--- AIM OF THE EXERCISE ---
Entries follow. Return each line that contains the word "item".

--- EXERCISE INPUT ---

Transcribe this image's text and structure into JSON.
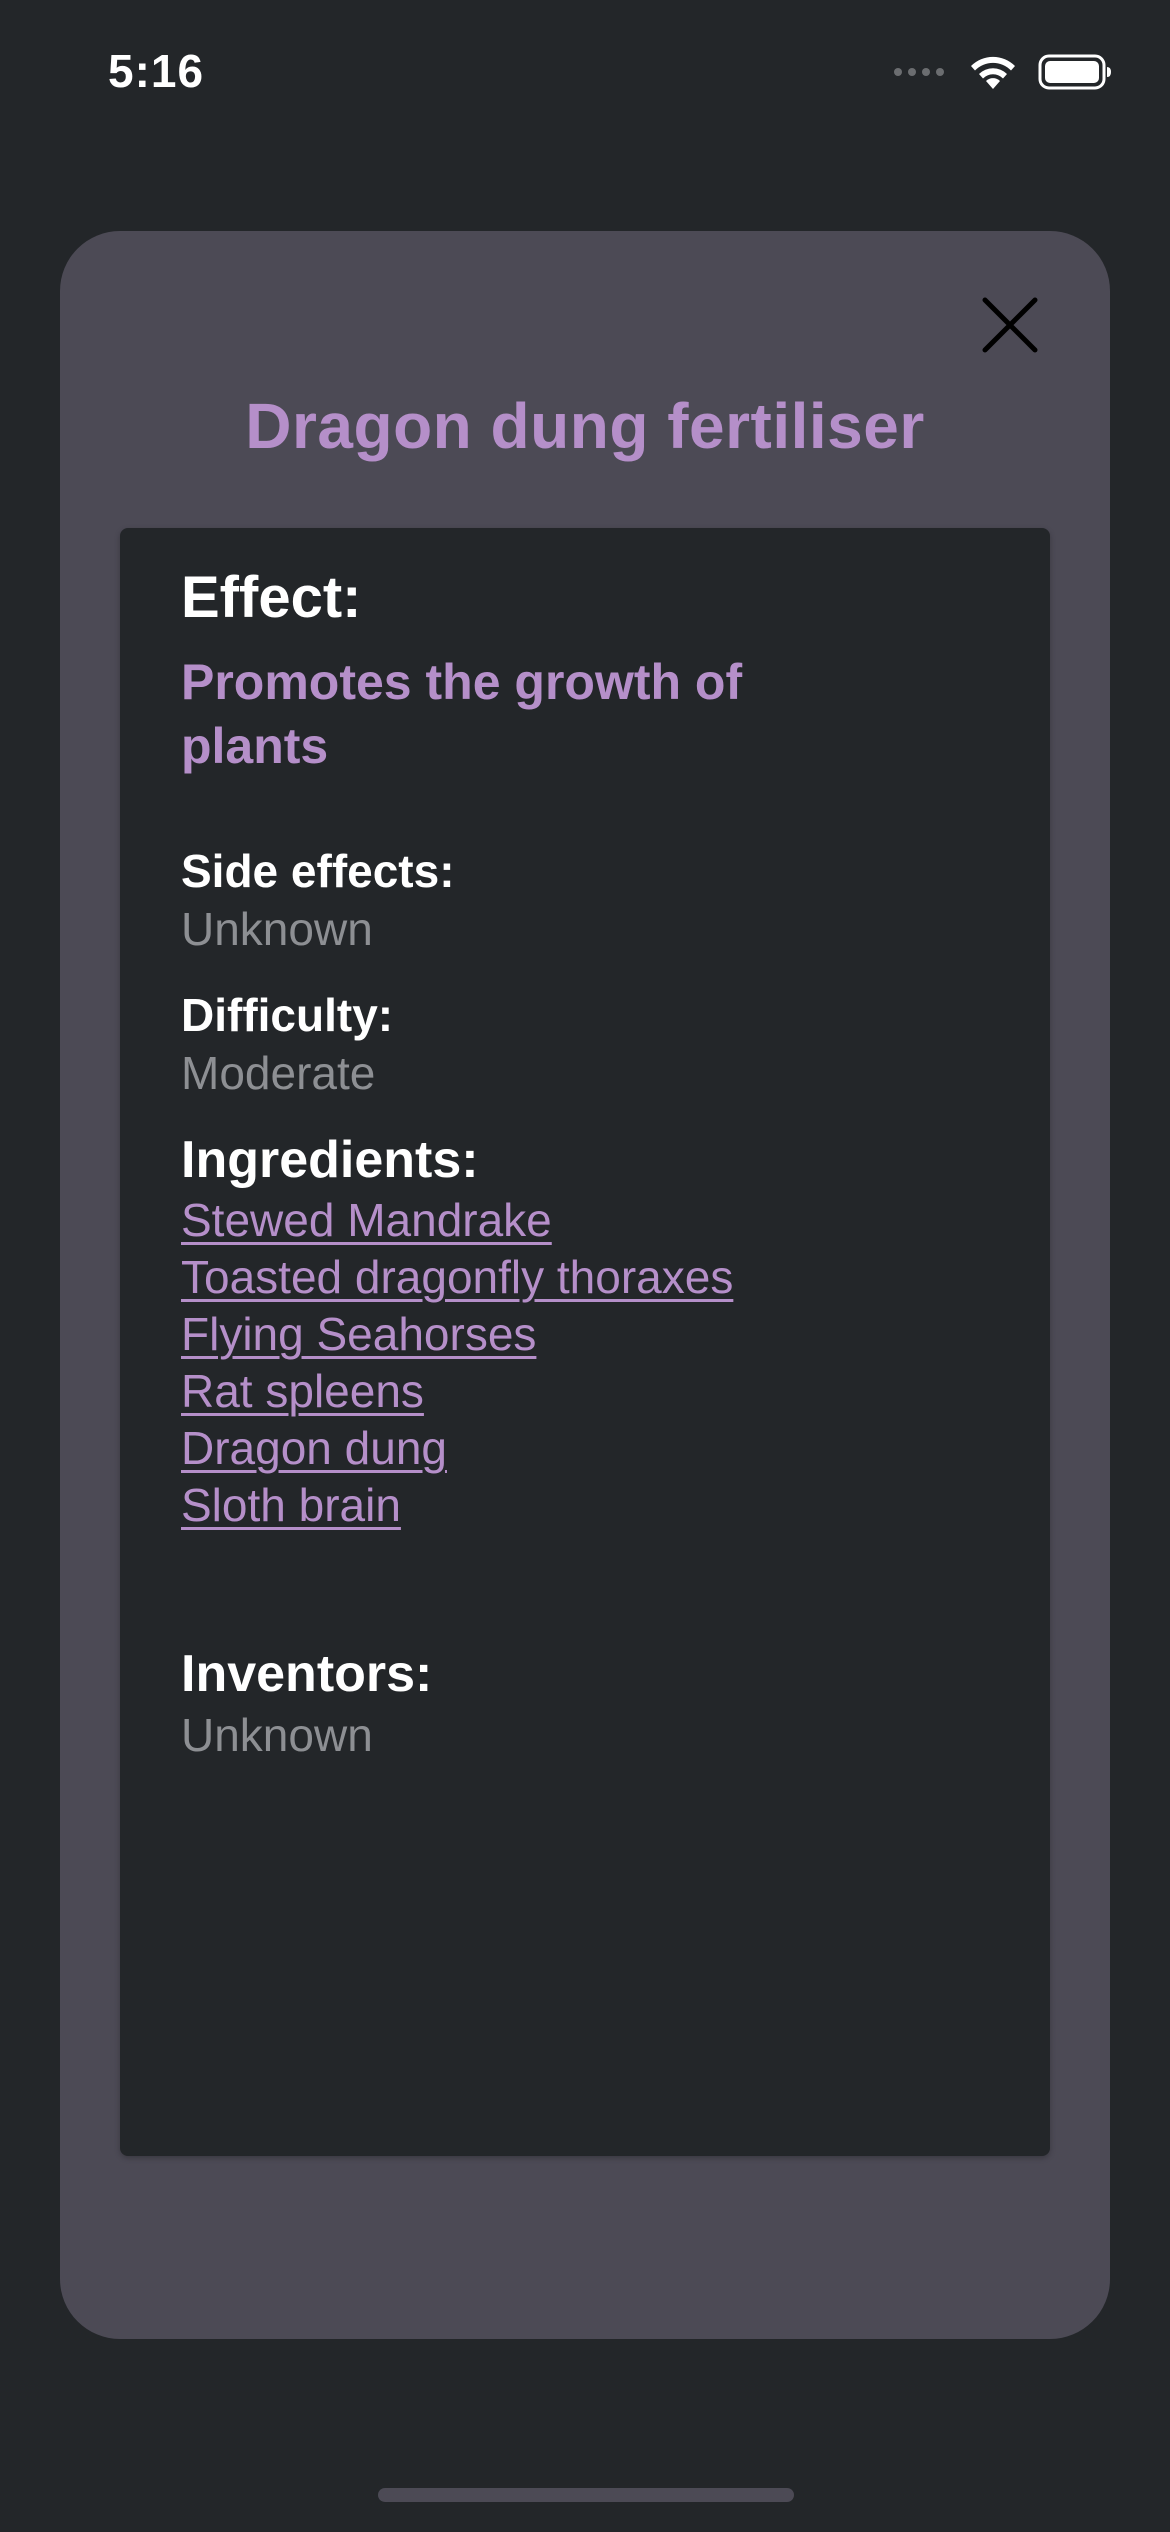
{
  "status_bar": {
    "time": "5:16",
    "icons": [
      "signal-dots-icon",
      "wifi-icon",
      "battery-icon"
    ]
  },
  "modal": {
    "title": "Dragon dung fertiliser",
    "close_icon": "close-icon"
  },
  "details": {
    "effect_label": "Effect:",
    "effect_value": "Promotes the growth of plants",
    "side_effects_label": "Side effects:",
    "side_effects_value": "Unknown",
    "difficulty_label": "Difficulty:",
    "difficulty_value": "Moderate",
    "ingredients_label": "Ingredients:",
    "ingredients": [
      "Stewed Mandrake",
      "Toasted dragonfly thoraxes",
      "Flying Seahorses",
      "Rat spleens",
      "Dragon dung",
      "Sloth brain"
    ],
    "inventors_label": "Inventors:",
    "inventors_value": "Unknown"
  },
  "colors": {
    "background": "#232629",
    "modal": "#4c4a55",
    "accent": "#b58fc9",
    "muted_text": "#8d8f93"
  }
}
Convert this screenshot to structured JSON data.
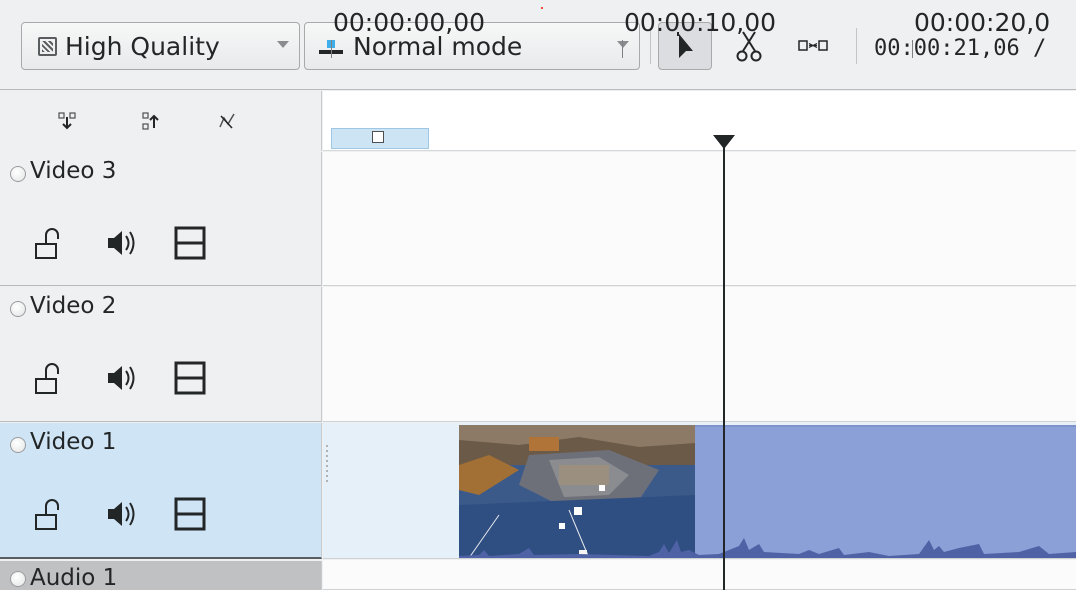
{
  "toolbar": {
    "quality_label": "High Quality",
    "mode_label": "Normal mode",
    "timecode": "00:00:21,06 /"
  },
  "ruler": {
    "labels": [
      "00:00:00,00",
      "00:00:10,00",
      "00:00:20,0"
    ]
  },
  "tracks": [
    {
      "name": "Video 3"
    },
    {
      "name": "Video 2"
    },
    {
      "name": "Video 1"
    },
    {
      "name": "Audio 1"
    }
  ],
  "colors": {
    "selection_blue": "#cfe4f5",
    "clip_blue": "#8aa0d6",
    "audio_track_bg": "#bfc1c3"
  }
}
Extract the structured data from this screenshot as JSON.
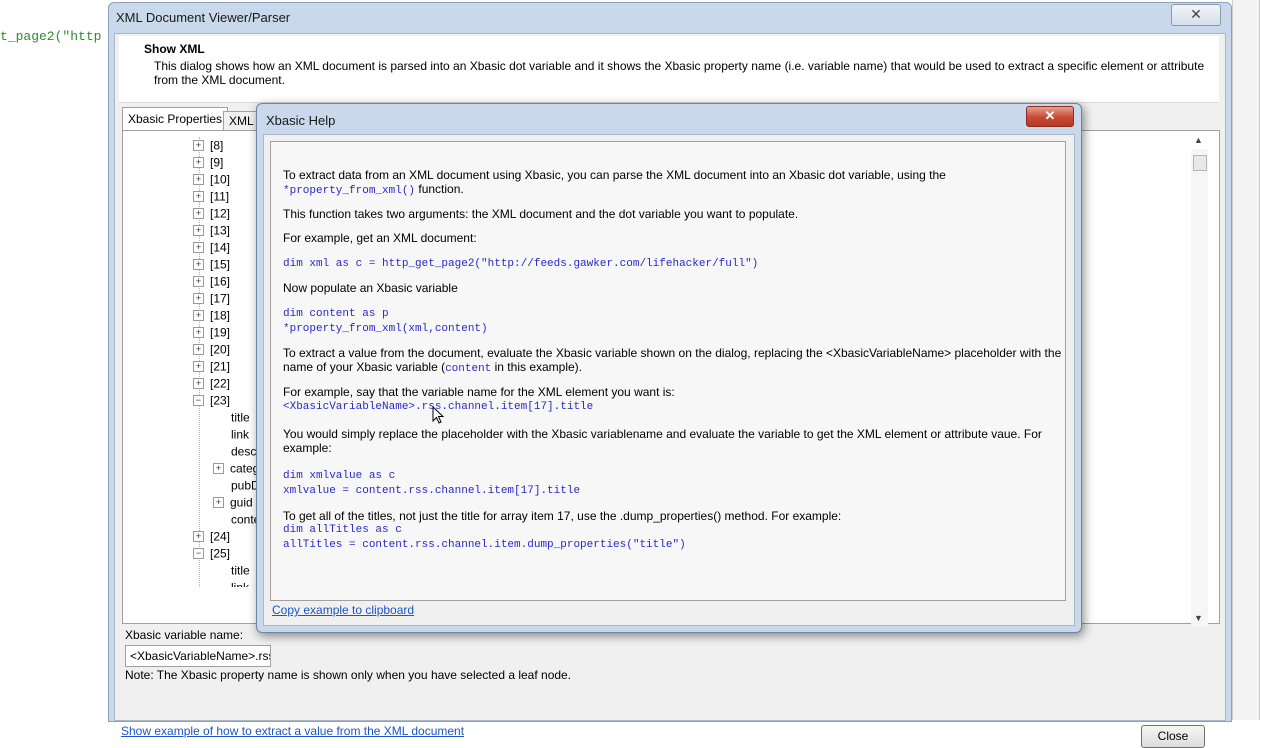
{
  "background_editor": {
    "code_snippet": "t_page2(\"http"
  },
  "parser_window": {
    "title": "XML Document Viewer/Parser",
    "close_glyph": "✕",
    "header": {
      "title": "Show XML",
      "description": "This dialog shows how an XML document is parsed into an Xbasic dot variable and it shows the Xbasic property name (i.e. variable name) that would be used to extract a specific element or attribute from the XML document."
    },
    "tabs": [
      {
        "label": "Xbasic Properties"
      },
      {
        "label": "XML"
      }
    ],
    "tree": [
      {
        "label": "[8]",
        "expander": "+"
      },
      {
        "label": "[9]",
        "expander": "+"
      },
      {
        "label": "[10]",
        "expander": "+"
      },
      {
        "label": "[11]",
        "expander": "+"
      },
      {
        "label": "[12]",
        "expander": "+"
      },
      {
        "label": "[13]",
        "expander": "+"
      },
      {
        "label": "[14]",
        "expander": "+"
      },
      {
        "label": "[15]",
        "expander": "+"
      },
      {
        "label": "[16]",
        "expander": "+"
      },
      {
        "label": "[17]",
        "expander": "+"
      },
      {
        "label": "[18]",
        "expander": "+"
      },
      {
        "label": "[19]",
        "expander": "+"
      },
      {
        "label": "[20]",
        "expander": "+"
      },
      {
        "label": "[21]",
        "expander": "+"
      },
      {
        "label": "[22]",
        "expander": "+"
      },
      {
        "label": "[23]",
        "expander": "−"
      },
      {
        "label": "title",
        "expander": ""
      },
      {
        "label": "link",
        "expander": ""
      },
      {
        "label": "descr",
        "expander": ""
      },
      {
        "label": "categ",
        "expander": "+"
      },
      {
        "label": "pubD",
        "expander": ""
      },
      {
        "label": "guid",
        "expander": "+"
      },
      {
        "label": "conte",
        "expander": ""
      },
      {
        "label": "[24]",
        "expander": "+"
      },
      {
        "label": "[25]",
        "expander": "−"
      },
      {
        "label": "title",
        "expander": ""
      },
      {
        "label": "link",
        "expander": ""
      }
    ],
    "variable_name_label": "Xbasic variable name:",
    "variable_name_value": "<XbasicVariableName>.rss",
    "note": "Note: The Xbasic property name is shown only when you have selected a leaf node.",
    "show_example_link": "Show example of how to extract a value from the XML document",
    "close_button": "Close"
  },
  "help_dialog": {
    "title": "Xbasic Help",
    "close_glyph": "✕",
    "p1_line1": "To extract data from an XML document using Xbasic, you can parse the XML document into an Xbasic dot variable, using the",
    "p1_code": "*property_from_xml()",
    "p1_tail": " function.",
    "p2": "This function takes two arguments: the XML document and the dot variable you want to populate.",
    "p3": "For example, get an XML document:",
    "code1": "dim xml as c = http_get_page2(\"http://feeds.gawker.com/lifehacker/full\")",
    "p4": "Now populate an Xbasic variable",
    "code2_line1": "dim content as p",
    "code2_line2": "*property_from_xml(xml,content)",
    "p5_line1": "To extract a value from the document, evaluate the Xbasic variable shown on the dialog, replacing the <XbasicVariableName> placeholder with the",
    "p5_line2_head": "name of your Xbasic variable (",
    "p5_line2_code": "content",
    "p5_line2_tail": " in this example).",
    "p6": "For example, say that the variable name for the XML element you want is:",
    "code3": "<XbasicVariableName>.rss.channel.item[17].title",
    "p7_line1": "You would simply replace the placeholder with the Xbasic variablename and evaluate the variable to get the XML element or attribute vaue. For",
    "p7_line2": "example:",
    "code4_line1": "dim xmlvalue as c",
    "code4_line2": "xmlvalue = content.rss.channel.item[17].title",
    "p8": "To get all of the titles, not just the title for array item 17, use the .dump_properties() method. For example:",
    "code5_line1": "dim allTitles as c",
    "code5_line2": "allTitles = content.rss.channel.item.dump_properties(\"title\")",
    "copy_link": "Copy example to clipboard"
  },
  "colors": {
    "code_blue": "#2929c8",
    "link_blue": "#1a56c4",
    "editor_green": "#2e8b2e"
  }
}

--- EXPECTED ANSWER ---
    "code3": "<XbasicVariableName>.rss.channel.item[17].title",
    "code4_line2": "xmlvalue = content.rss.channel.item[17].title",
    "p8": "To get all of the titles, not just the title for array item 17, use the .dump_properties() method. For example:",
    "code5_line2": "allTitles = content.rss.channel.item.dump_properties(\"title\")",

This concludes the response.